Prevention will continue to be key in tackling the problem of IAS in Europe, especially in response to climate change and ever increasing globalisation. Surveillance systems that can detect future possible IAS and those in the early stages of invasion are therefore urgently needed, and Member States must take action to ensure that such systems are set up as soon as possible. Improvements being made to clarify risk assessment requirements should make it easier for such species to be included on the Union list. The lack of dedicated funding may hinder this necessary progress but surely no price is too high to minimise the costs of IAS and to ensure the protection of nature and the essential ecosystem services it provides.



[1] Official Journal of the European Union (OJ) L 317 2014. Regulation (EU) No 1143/2014 of the European Parliament and of the Council of 22 October 2014 on the prevention and management of the introduction and spread of invasive alien species.

[2] Kettunen, M., et al. (2008). “Technical support to EU strategy on invasive alien species (IAS). Assessment of the impacts of IAS in Europe and the EU.” Institute for European Environmental Policy. Brussels.

[3] Bouros, G., et al. (2016). “EU non-native organism risk assessment scheme.” Neovison vison.


[5] Ihlow, F., et al. (2016). "Impacts of climate change on the global invasion potential of the African Clawed Frog Xenopus laevis." PLoS ONE 11(6): e0154869.

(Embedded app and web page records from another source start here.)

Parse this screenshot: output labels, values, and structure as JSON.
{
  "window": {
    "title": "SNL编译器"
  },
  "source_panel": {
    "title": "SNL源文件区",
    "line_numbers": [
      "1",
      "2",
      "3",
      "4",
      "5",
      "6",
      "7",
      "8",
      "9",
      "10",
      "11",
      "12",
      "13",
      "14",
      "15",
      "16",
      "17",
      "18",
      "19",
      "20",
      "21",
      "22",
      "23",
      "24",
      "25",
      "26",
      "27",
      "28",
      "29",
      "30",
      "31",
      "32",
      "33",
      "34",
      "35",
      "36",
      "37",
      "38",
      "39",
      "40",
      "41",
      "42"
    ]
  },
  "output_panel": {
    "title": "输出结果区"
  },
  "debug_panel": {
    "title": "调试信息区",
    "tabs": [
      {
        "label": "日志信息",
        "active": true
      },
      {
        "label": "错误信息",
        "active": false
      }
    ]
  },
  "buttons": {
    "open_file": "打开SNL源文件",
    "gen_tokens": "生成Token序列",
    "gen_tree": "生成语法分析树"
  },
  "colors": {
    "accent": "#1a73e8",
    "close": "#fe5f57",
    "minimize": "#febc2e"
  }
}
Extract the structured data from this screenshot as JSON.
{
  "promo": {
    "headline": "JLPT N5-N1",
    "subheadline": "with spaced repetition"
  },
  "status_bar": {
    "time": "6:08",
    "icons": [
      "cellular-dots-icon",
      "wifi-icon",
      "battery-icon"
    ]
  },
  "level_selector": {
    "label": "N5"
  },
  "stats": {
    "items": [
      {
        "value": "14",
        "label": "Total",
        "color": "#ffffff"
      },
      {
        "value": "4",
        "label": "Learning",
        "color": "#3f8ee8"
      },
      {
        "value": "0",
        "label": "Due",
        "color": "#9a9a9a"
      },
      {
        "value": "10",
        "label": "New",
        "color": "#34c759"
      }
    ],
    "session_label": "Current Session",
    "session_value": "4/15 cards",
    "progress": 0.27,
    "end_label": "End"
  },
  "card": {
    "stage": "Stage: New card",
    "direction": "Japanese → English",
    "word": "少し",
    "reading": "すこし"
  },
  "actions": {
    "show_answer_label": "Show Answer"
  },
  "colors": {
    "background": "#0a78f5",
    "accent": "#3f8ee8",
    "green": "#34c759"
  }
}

[6] Dullinger, I., et al. (2017). "Climate change will increase the naturalization risk from garden plants in Europe." Global Ecology and Biogeography 26(1): 43-53.

[7] Tollington, S., et al. (2017). “Making the EU Legislation on Invasive Species a Conservation Success.” Conservation Letters, 10(1): 118. doi: 10.1111/conl.12214.